What is being asked:
Pick out each line in these entries that contains the string "critical".

Excerpted records:

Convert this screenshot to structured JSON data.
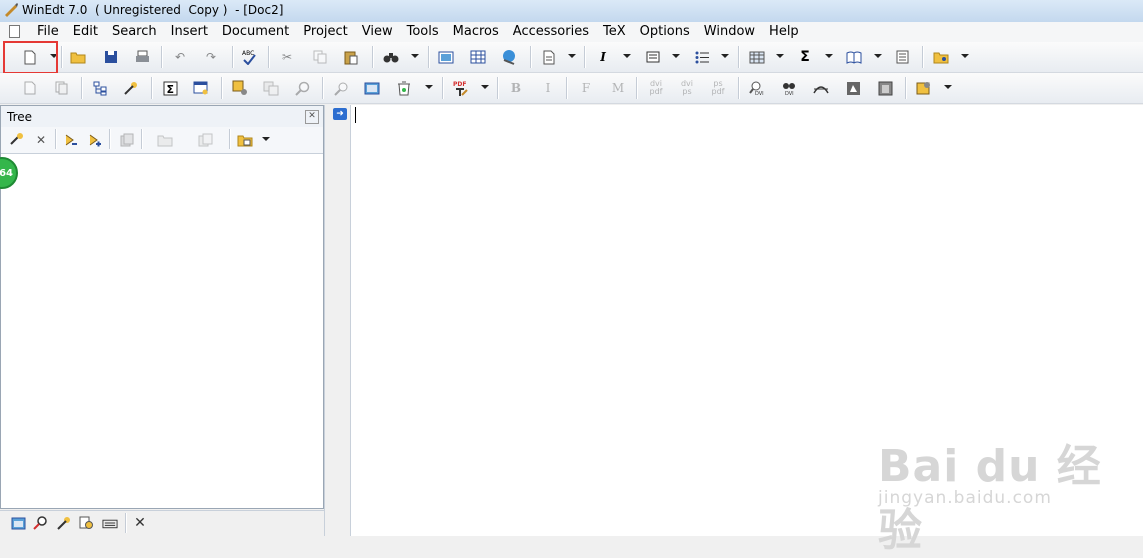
{
  "window": {
    "title": "WinEdt 7.0  ( Unregistered  Copy )  - [Doc2]"
  },
  "menu": [
    "File",
    "Edit",
    "Search",
    "Insert",
    "Document",
    "Project",
    "View",
    "Tools",
    "Macros",
    "Accessories",
    "TeX",
    "Options",
    "Window",
    "Help"
  ],
  "toolbar2": {
    "bold": "B",
    "italic": "I",
    "font_f": "F",
    "font_m": "M",
    "dvi_pdf": "dvi pdf",
    "dvi_ps": "dvi ps",
    "ps_pdf": "ps pdf",
    "pdf": "PDF"
  },
  "tree": {
    "title": "Tree",
    "badge": "64"
  },
  "editor": {
    "content": ""
  },
  "watermark": {
    "brand": "Bai du 经验",
    "url": "jingyan.baidu.com"
  },
  "colors": {
    "highlight": "#e53935",
    "badge": "#34b64b"
  }
}
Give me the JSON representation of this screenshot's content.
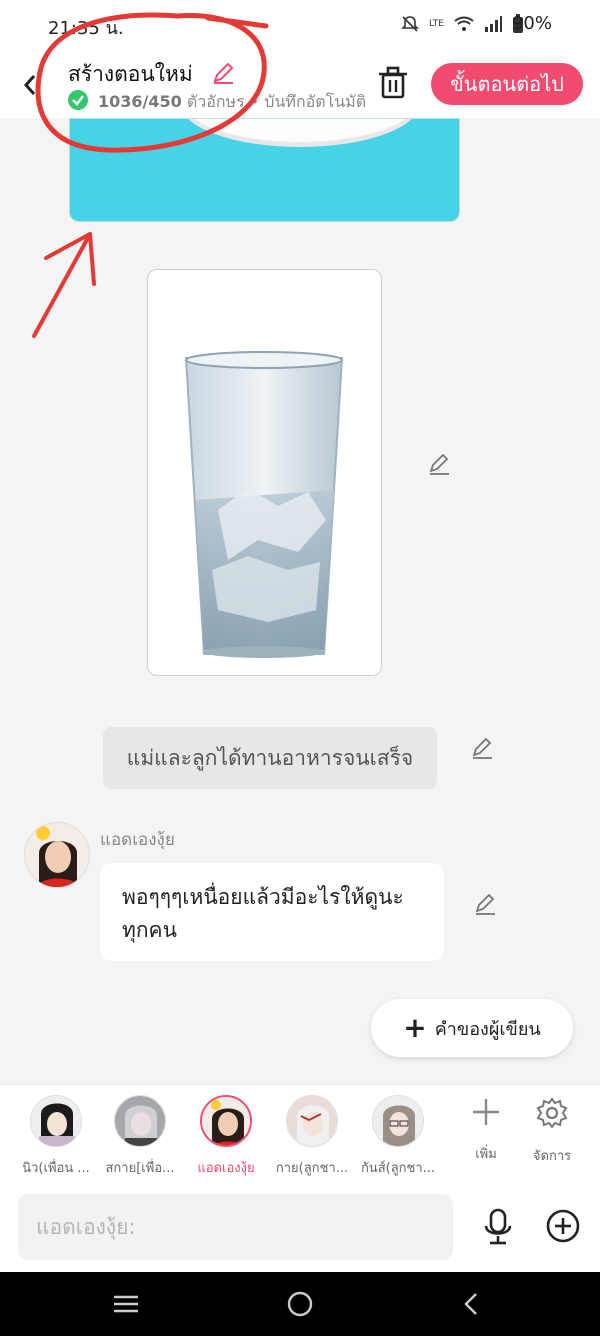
{
  "status_bar": {
    "time": "21:35 น.",
    "battery": "90%",
    "network": "LTE"
  },
  "header": {
    "title": "สร้างตอนใหม่",
    "save_count": "1036/450",
    "save_status": "ตัวอักษร • บันทึกอัตโนมัติ",
    "next_button": "ขั้นตอนต่อไป"
  },
  "messages": {
    "narration": "แม่และลูกได้ทานอาหารจนเสร็จ",
    "chat_name": "แอดเองงุ้ย",
    "chat_text": "พอๆๆๆเหนื่อยแล้วมีอะไรให้ดูนะทุกคน"
  },
  "author_button": "คำของผู้เขียน",
  "characters": [
    {
      "name": "นิว(เพื่อน ...",
      "active": false
    },
    {
      "name": "สกาย[เพื่อ...",
      "active": false
    },
    {
      "name": "แอดเองงุ้ย",
      "active": true
    },
    {
      "name": "กาย(ลูกชา...",
      "active": false
    },
    {
      "name": "กันส์(ลูกชา...",
      "active": false
    }
  ],
  "tools": {
    "add": "เพิ่ม",
    "manage": "จัดการ"
  },
  "input": {
    "placeholder": "แอดเองงุ้ย:"
  },
  "colors": {
    "accent": "#f14b6f",
    "check": "#35c56a",
    "annotation": "#e53935"
  }
}
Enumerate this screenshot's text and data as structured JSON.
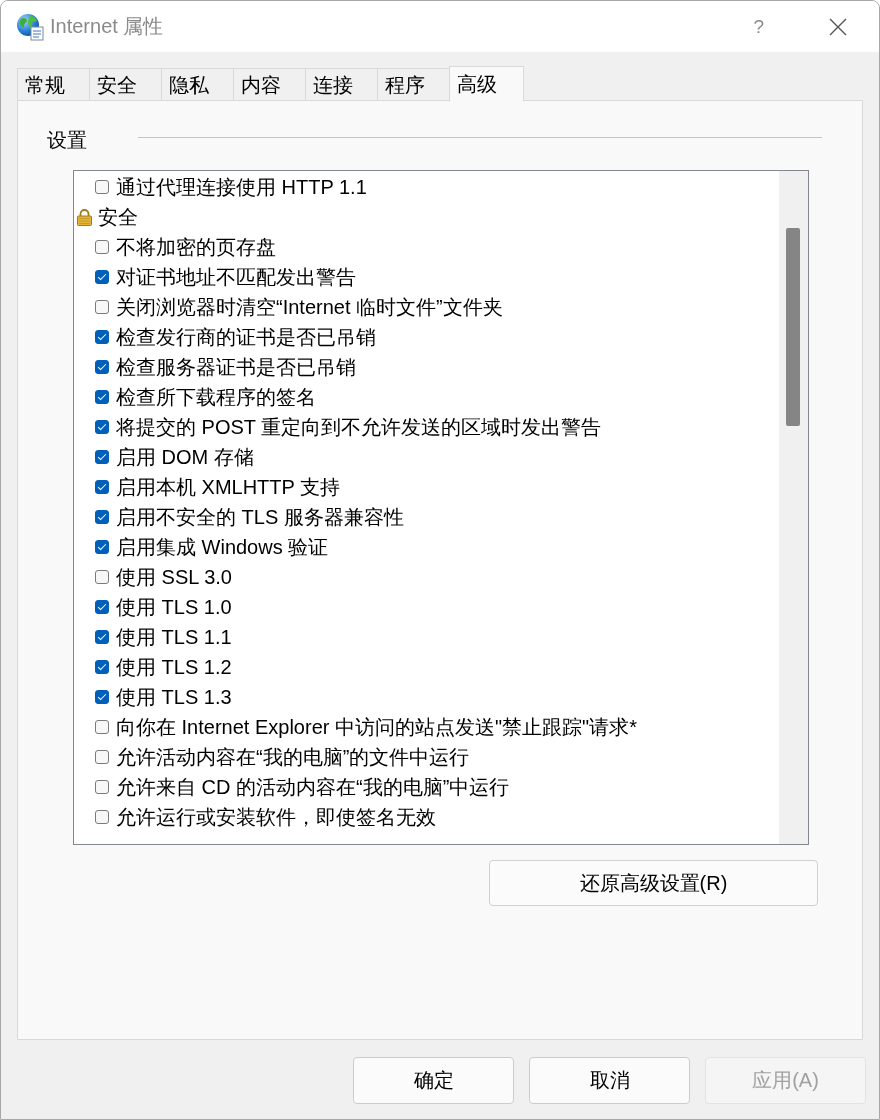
{
  "window": {
    "title": "Internet 属性",
    "help": "?"
  },
  "tabs": [
    {
      "label": "常规",
      "selected": false
    },
    {
      "label": "安全",
      "selected": false
    },
    {
      "label": "隐私",
      "selected": false
    },
    {
      "label": "内容",
      "selected": false
    },
    {
      "label": "连接",
      "selected": false
    },
    {
      "label": "程序",
      "selected": false
    },
    {
      "label": "高级",
      "selected": true
    }
  ],
  "settings": {
    "label": "设置",
    "items": [
      {
        "kind": "checkbox",
        "label": "通过代理连接使用 HTTP 1.1",
        "checked": false
      },
      {
        "kind": "category",
        "label": "安全",
        "children": [
          {
            "kind": "checkbox",
            "label": "不将加密的页存盘",
            "checked": false
          },
          {
            "kind": "checkbox",
            "label": "对证书地址不匹配发出警告",
            "checked": true
          },
          {
            "kind": "checkbox",
            "label": "关闭浏览器时清空“Internet 临时文件”文件夹",
            "checked": false
          },
          {
            "kind": "checkbox",
            "label": "检查发行商的证书是否已吊销",
            "checked": true
          },
          {
            "kind": "checkbox",
            "label": "检查服务器证书是否已吊销",
            "checked": true
          },
          {
            "kind": "checkbox",
            "label": "检查所下载程序的签名",
            "checked": true
          },
          {
            "kind": "checkbox",
            "label": "将提交的 POST 重定向到不允许发送的区域时发出警告",
            "checked": true
          },
          {
            "kind": "checkbox",
            "label": "启用 DOM 存储",
            "checked": true
          },
          {
            "kind": "checkbox",
            "label": "启用本机 XMLHTTP 支持",
            "checked": true
          },
          {
            "kind": "checkbox",
            "label": "启用不安全的 TLS 服务器兼容性",
            "checked": true
          },
          {
            "kind": "checkbox",
            "label": "启用集成 Windows 验证",
            "checked": true
          },
          {
            "kind": "checkbox",
            "label": "使用 SSL 3.0",
            "checked": false
          },
          {
            "kind": "checkbox",
            "label": "使用 TLS 1.0",
            "checked": true
          },
          {
            "kind": "checkbox",
            "label": "使用 TLS 1.1",
            "checked": true
          },
          {
            "kind": "checkbox",
            "label": "使用 TLS 1.2",
            "checked": true
          },
          {
            "kind": "checkbox",
            "label": "使用 TLS 1.3",
            "checked": true
          },
          {
            "kind": "checkbox",
            "label": "向你在 Internet Explorer 中访问的站点发送\"禁止跟踪\"请求*",
            "checked": false
          },
          {
            "kind": "checkbox",
            "label": "允许活动内容在“我的电脑”的文件中运行",
            "checked": false
          },
          {
            "kind": "checkbox",
            "label": "允许来自 CD 的活动内容在“我的电脑”中运行",
            "checked": false
          },
          {
            "kind": "checkbox",
            "label": "允许运行或安装软件，即使签名无效",
            "checked": false
          }
        ]
      }
    ]
  },
  "reset_button": {
    "label": "还原高级设置(R)"
  },
  "buttons": [
    {
      "label": "确定",
      "disabled": false
    },
    {
      "label": "取消",
      "disabled": false
    },
    {
      "label": "应用(A)",
      "disabled": true
    }
  ]
}
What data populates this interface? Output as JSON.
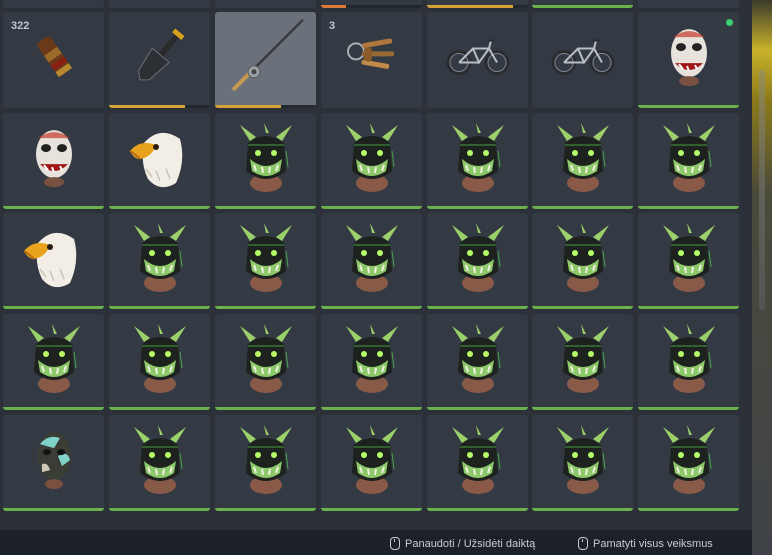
{
  "inventory": {
    "rows": [
      [
        {
          "item": "bullet-cartridge-icon",
          "count": "322",
          "durability": null
        },
        {
          "item": "shovel-icon",
          "count": "",
          "durability": 0.75,
          "bar": "yellow"
        },
        {
          "item": "fishing-rod-icon",
          "count": "",
          "durability": 0.65,
          "bar": "yellow",
          "selected": true
        },
        {
          "item": "keys-icon",
          "count": "3",
          "durability": null
        },
        {
          "item": "bicycle-icon",
          "count": "",
          "durability": null
        },
        {
          "item": "bicycle-icon",
          "count": "",
          "durability": null
        },
        {
          "item": "clown-mask-icon",
          "count": "",
          "durability": 1,
          "bar": "green",
          "equipped": true
        }
      ],
      [
        {
          "item": "clown-mask-icon",
          "count": "",
          "durability": 1,
          "bar": "green"
        },
        {
          "item": "eagle-mask-icon",
          "count": "",
          "durability": 1,
          "bar": "green"
        },
        {
          "item": "demon-mask-icon",
          "count": "",
          "durability": 1,
          "bar": "green"
        },
        {
          "item": "demon-mask-icon",
          "count": "",
          "durability": 1,
          "bar": "green"
        },
        {
          "item": "demon-mask-icon",
          "count": "",
          "durability": 1,
          "bar": "green"
        },
        {
          "item": "demon-mask-icon",
          "count": "",
          "durability": 1,
          "bar": "green"
        },
        {
          "item": "demon-mask-icon",
          "count": "",
          "durability": 1,
          "bar": "green"
        }
      ],
      [
        {
          "item": "eagle-mask-icon",
          "count": "",
          "durability": 1,
          "bar": "green"
        },
        {
          "item": "demon-mask-icon",
          "count": "",
          "durability": 1,
          "bar": "green"
        },
        {
          "item": "demon-mask-icon",
          "count": "",
          "durability": 1,
          "bar": "green"
        },
        {
          "item": "demon-mask-icon",
          "count": "",
          "durability": 1,
          "bar": "green"
        },
        {
          "item": "demon-mask-icon",
          "count": "",
          "durability": 1,
          "bar": "green"
        },
        {
          "item": "demon-mask-icon",
          "count": "",
          "durability": 1,
          "bar": "green"
        },
        {
          "item": "demon-mask-icon",
          "count": "",
          "durability": 1,
          "bar": "green"
        }
      ],
      [
        {
          "item": "demon-mask-icon",
          "count": "",
          "durability": 1,
          "bar": "green"
        },
        {
          "item": "demon-mask-icon",
          "count": "",
          "durability": 1,
          "bar": "green"
        },
        {
          "item": "demon-mask-icon",
          "count": "",
          "durability": 1,
          "bar": "green"
        },
        {
          "item": "demon-mask-icon",
          "count": "",
          "durability": 1,
          "bar": "green"
        },
        {
          "item": "demon-mask-icon",
          "count": "",
          "durability": 1,
          "bar": "green"
        },
        {
          "item": "demon-mask-icon",
          "count": "",
          "durability": 1,
          "bar": "green"
        },
        {
          "item": "demon-mask-icon",
          "count": "",
          "durability": 1,
          "bar": "green"
        }
      ],
      [
        {
          "item": "camo-mask-icon",
          "count": "",
          "durability": 1,
          "bar": "green"
        },
        {
          "item": "demon-mask-icon",
          "count": "",
          "durability": 1,
          "bar": "green"
        },
        {
          "item": "demon-mask-icon",
          "count": "",
          "durability": 1,
          "bar": "green"
        },
        {
          "item": "demon-mask-icon",
          "count": "",
          "durability": 1,
          "bar": "green"
        },
        {
          "item": "demon-mask-icon",
          "count": "",
          "durability": 1,
          "bar": "green"
        },
        {
          "item": "demon-mask-icon",
          "count": "",
          "durability": 1,
          "bar": "green"
        },
        {
          "item": "demon-mask-icon",
          "count": "",
          "durability": 1,
          "bar": "green"
        }
      ]
    ],
    "partial_top_bars": [
      {
        "bar": "none",
        "durability": 0
      },
      {
        "bar": "none",
        "durability": 0
      },
      {
        "bar": "none",
        "durability": 0
      },
      {
        "bar": "orange",
        "durability": 0.25
      },
      {
        "bar": "yellow",
        "durability": 0.85
      },
      {
        "bar": "green",
        "durability": 1
      },
      {
        "bar": "none",
        "durability": 0
      }
    ]
  },
  "footer": {
    "use_hint": "Panaudoti / Užsidėti daiktą",
    "actions_hint": "Pamatyti visus veiksmus"
  },
  "colors": {
    "slot_bg": "#343a44",
    "selected_bg": "#6b717b",
    "bar_green": "#6ab04c",
    "bar_yellow": "#d6a33a",
    "bar_orange": "#d97b3a",
    "equipped_dot": "#3bd16f"
  }
}
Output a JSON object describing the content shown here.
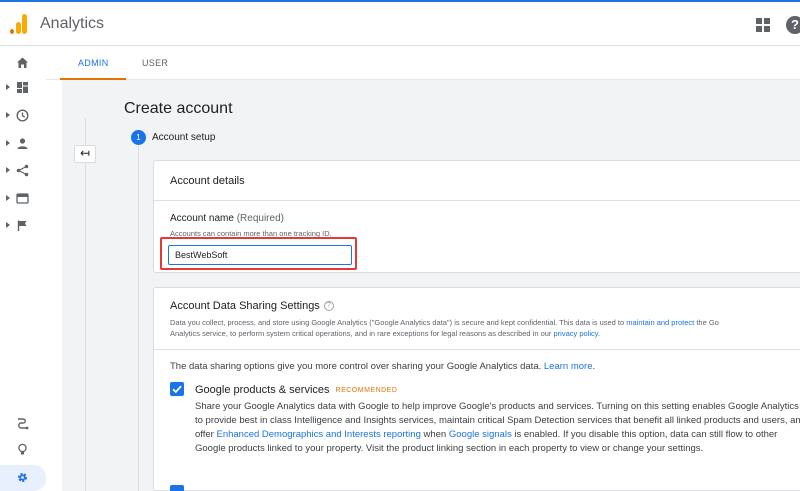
{
  "app": {
    "title": "Analytics",
    "accent": "#1a73e8",
    "brand": "#f9ab00"
  },
  "header": {
    "icons": [
      "apps-grid-icon",
      "help-icon"
    ],
    "help_glyph": "?"
  },
  "sidebar": {
    "items": [
      {
        "name": "home-icon"
      },
      {
        "name": "dashboard-icon"
      },
      {
        "name": "realtime-clock-icon"
      },
      {
        "name": "audience-person-icon"
      },
      {
        "name": "acquisition-icon"
      },
      {
        "name": "behavior-icon"
      },
      {
        "name": "conversions-flag-icon"
      },
      {
        "name": "attribution-icon"
      },
      {
        "name": "discover-bulb-icon"
      },
      {
        "name": "admin-gear-icon"
      }
    ]
  },
  "tabs": [
    {
      "label": "ADMIN",
      "active": true
    },
    {
      "label": "USER",
      "active": false
    }
  ],
  "back_glyph": "↤",
  "page": {
    "title": "Create account",
    "step": {
      "number": "1",
      "label": "Account setup"
    }
  },
  "account_details": {
    "title": "Account details",
    "field_label": "Account name",
    "field_required": "(Required)",
    "field_help": "Accounts can contain more than one tracking ID.",
    "field_value": "BestWebSoft"
  },
  "sharing": {
    "title": "Account Data Sharing Settings",
    "help_glyph": "?",
    "desc_line1_a": "Data you collect, process, and store using Google Analytics (\"Google Analytics data\") is secure and kept confidential. This data is used to ",
    "desc_line1_link": "maintain and protect",
    "desc_line1_b": " the Go",
    "desc_line2_a": "Analytics service, to perform system critical operations, and in rare exceptions for legal reasons as described in our ",
    "desc_line2_link": "privacy policy",
    "desc_line2_b": ".",
    "intro_text": "The data sharing options give you more control over sharing your Google Analytics data. ",
    "intro_link": "Learn more",
    "intro_end": ".",
    "option": {
      "title": "Google products & services",
      "badge": "RECOMMENDED",
      "checked": true,
      "desc_a": "Share your Google Analytics data with Google to help improve Google's products and services. Turning on this setting enables Google Analytics to provide best in class Intelligence and Insights services, maintain critical Spam Detection services that benefit all linked products and users, and offer ",
      "desc_link1": "Enhanced Demographics and Interests reporting",
      "desc_b": " when ",
      "desc_link2": "Google signals",
      "desc_c": " is enabled. If you disable this option, data can still flow to other Google products linked to your property. Visit the product linking section in each property to view or change your settings."
    }
  }
}
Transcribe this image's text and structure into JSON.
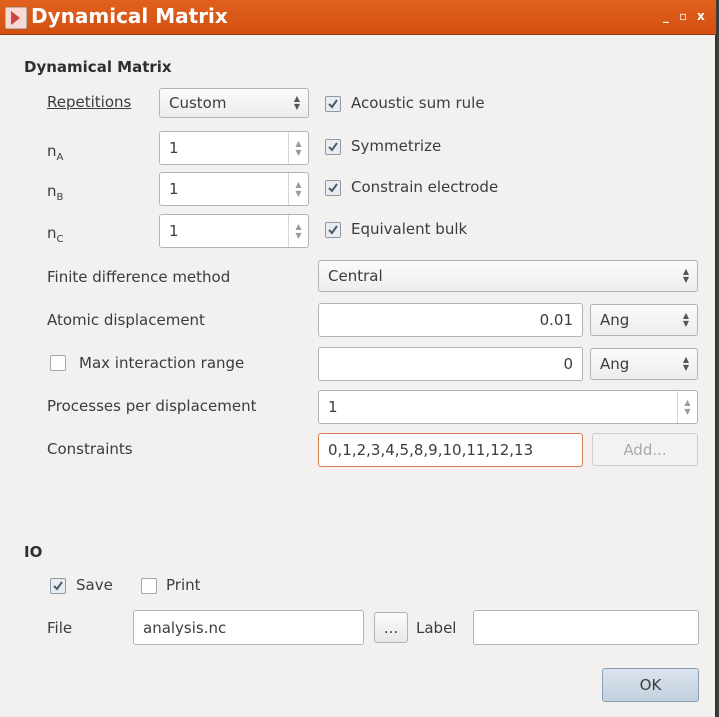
{
  "window": {
    "title": "Dynamical Matrix",
    "minimize_glyph": "_",
    "maximize_glyph": "▫",
    "close_glyph": "x"
  },
  "dynamical_matrix": {
    "section_title": "Dynamical Matrix",
    "repetitions": {
      "label": "Repetitions",
      "value": "Custom"
    },
    "n_a": {
      "label": "n",
      "sub": "A",
      "value": "1"
    },
    "n_b": {
      "label": "n",
      "sub": "B",
      "value": "1"
    },
    "n_c": {
      "label": "n",
      "sub": "C",
      "value": "1"
    },
    "acoustic_sum_rule": {
      "label": "Acoustic sum rule",
      "checked": true
    },
    "symmetrize": {
      "label": "Symmetrize",
      "checked": true
    },
    "constrain_electrode": {
      "label": "Constrain electrode",
      "checked": true
    },
    "equivalent_bulk": {
      "label": "Equivalent bulk",
      "checked": true
    },
    "finite_difference": {
      "label": "Finite difference method",
      "value": "Central"
    },
    "atomic_displacement": {
      "label": "Atomic displacement",
      "value": "0.01",
      "unit": "Ang"
    },
    "max_interaction_range": {
      "label": "Max interaction range",
      "checked": false,
      "value": "0",
      "unit": "Ang"
    },
    "processes_per_displacement": {
      "label": "Processes per displacement",
      "value": "1"
    },
    "constraints": {
      "label": "Constraints",
      "value": "0,1,2,3,4,5,8,9,10,11,12,13",
      "add_label": "Add..."
    }
  },
  "io": {
    "section_title": "IO",
    "save": {
      "label": "Save",
      "checked": true
    },
    "print": {
      "label": "Print",
      "checked": false
    },
    "file": {
      "label": "File",
      "value": "analysis.nc",
      "browse_label": "..."
    },
    "label_field": {
      "label": "Label",
      "value": ""
    }
  },
  "ok_label": "OK"
}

Answer to the exercise:
    "desc_line2_a": "Analytics service, to perform system critical operations, and in rare exceptions for legal reasons as described in our ",
      "desc_a": "Share your Google Analytics data with Google to help improve Google's products and services. Turning on this setting enables Google Analytics to provide best in class Intelligence and Insights services, maintain critical Spam Detection services that benefit all linked products and users, and offer ",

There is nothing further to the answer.